1. A method of testing sera for protective power against yellow fever is described and designated as the intraperitoneal protection test in mice.
2. The test consists essentially of the inoculation of mice intra-peritoneally with yellow fever virus, fixed for mice, together with the serum to be tested, and the simultaneous injection of starch solution into the brain to localize the virus. If the serum lacks protective power the mice die of yellow fever encephalitis.
3. The test is highly sensitive. Consequently it is useful in epidemiological studies to determine whether individuals have ever had yellow fever and in tests to find whether vaccinated persons or animals have in reality been immunized.

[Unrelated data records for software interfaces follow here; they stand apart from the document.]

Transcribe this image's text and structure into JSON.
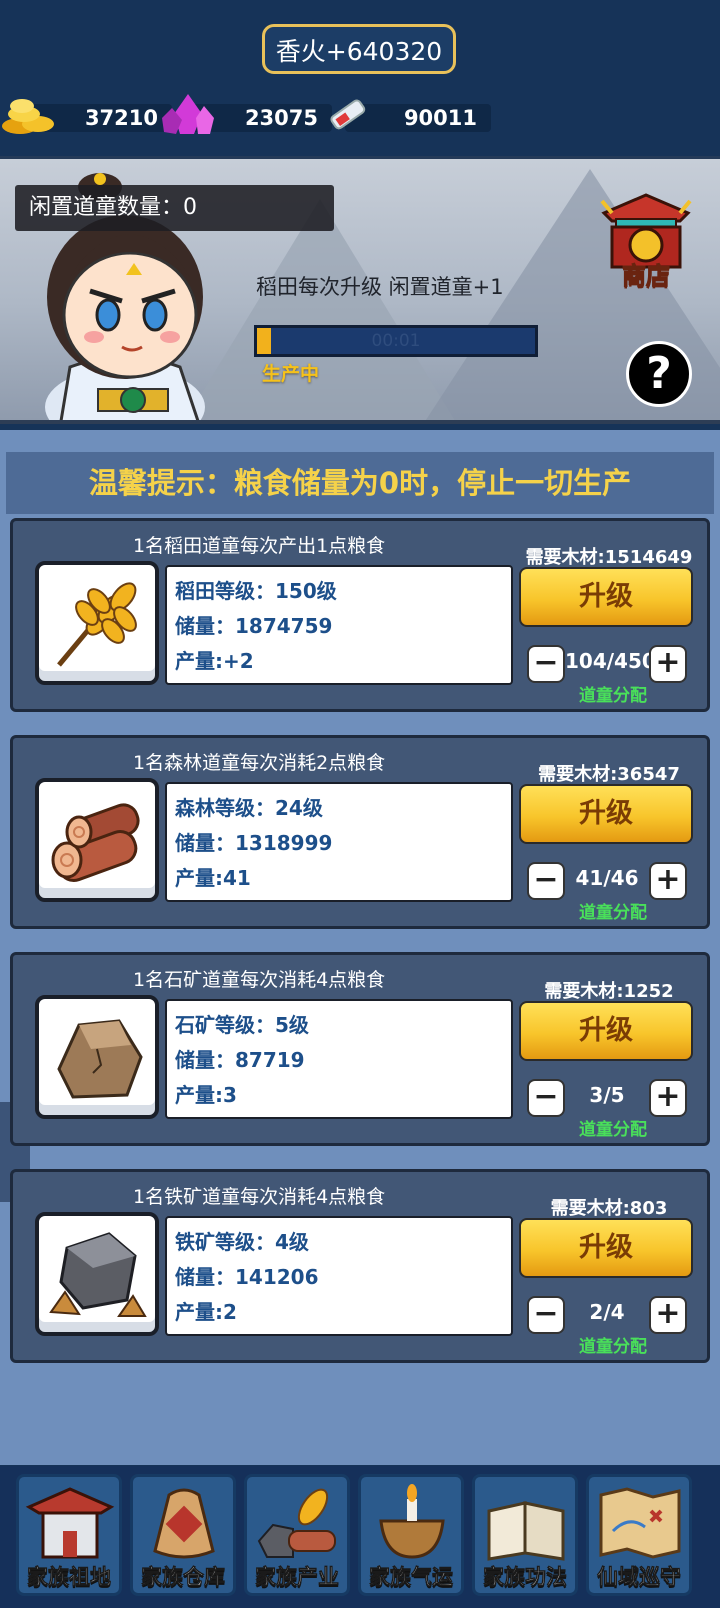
{
  "top": {
    "incense": "香火+640320",
    "resources": [
      {
        "icon": "gold-coins-icon",
        "value": "37210"
      },
      {
        "icon": "purple-crystal-icon",
        "value": "23075"
      },
      {
        "icon": "scroll-icon",
        "value": "90011"
      }
    ]
  },
  "scene": {
    "idle_text": "闲置道童数量：0",
    "production_text": "稻田每次升级 闲置道童+1",
    "timer": "00:01",
    "progress": 0.05,
    "status": "生产中",
    "shop_label": "商店",
    "help_label": "?"
  },
  "tip": "温馨提示：粮食储量为0时，停止一切生产",
  "cards": [
    {
      "title": "1名稻田道童每次产出1点粮食",
      "icon": "wheat-icon",
      "level": "稻田等级：150级",
      "storage": "储量：1874759",
      "output": "产量:+2",
      "need": "需要木材:1514649",
      "upgrade": "升级",
      "minus": "−",
      "plus": "+",
      "count": "104/450",
      "alloc": "道童分配"
    },
    {
      "title": "1名森林道童每次消耗2点粮食",
      "icon": "logs-icon",
      "level": "森林等级：24级",
      "storage": "储量：1318999",
      "output": "产量:41",
      "need": "需要木材:36547",
      "upgrade": "升级",
      "minus": "−",
      "plus": "+",
      "count": "41/46",
      "alloc": "道童分配"
    },
    {
      "title": "1名石矿道童每次消耗4点粮食",
      "icon": "stone-icon",
      "level": "石矿等级：5级",
      "storage": "储量：87719",
      "output": "产量:3",
      "need": "需要木材:1252",
      "upgrade": "升级",
      "minus": "−",
      "plus": "+",
      "count": "3/5",
      "alloc": "道童分配"
    },
    {
      "title": "1名铁矿道童每次消耗4点粮食",
      "icon": "iron-ore-icon",
      "level": "铁矿等级：4级",
      "storage": "储量：141206",
      "output": "产量:2",
      "need": "需要木材:803",
      "upgrade": "升级",
      "minus": "−",
      "plus": "+",
      "count": "2/4",
      "alloc": "道童分配"
    }
  ],
  "nav": [
    {
      "label": "家族祖地",
      "icon": "ancestral-hall-icon"
    },
    {
      "label": "家族仓库",
      "icon": "warehouse-sack-icon"
    },
    {
      "label": "家族产业",
      "icon": "industry-icon"
    },
    {
      "label": "家族气运",
      "icon": "incense-burner-icon"
    },
    {
      "label": "家族功法",
      "icon": "book-icon"
    },
    {
      "label": "仙域巡守",
      "icon": "map-icon"
    }
  ]
}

4. When mice were given large intraperitoneal injections of yellow fever virus fixed for mice, the virus could be recovered from the blood for 4 days although encephalitis did not occur. If the brain was mildly injured at the time of the intraperitoneal injection, the symptoms of yellow fever encephalitis appeared 6 days later, but the virus was then absent from the blood.
5. Strains of white mice vary greatly in their susceptibility to yellow fever.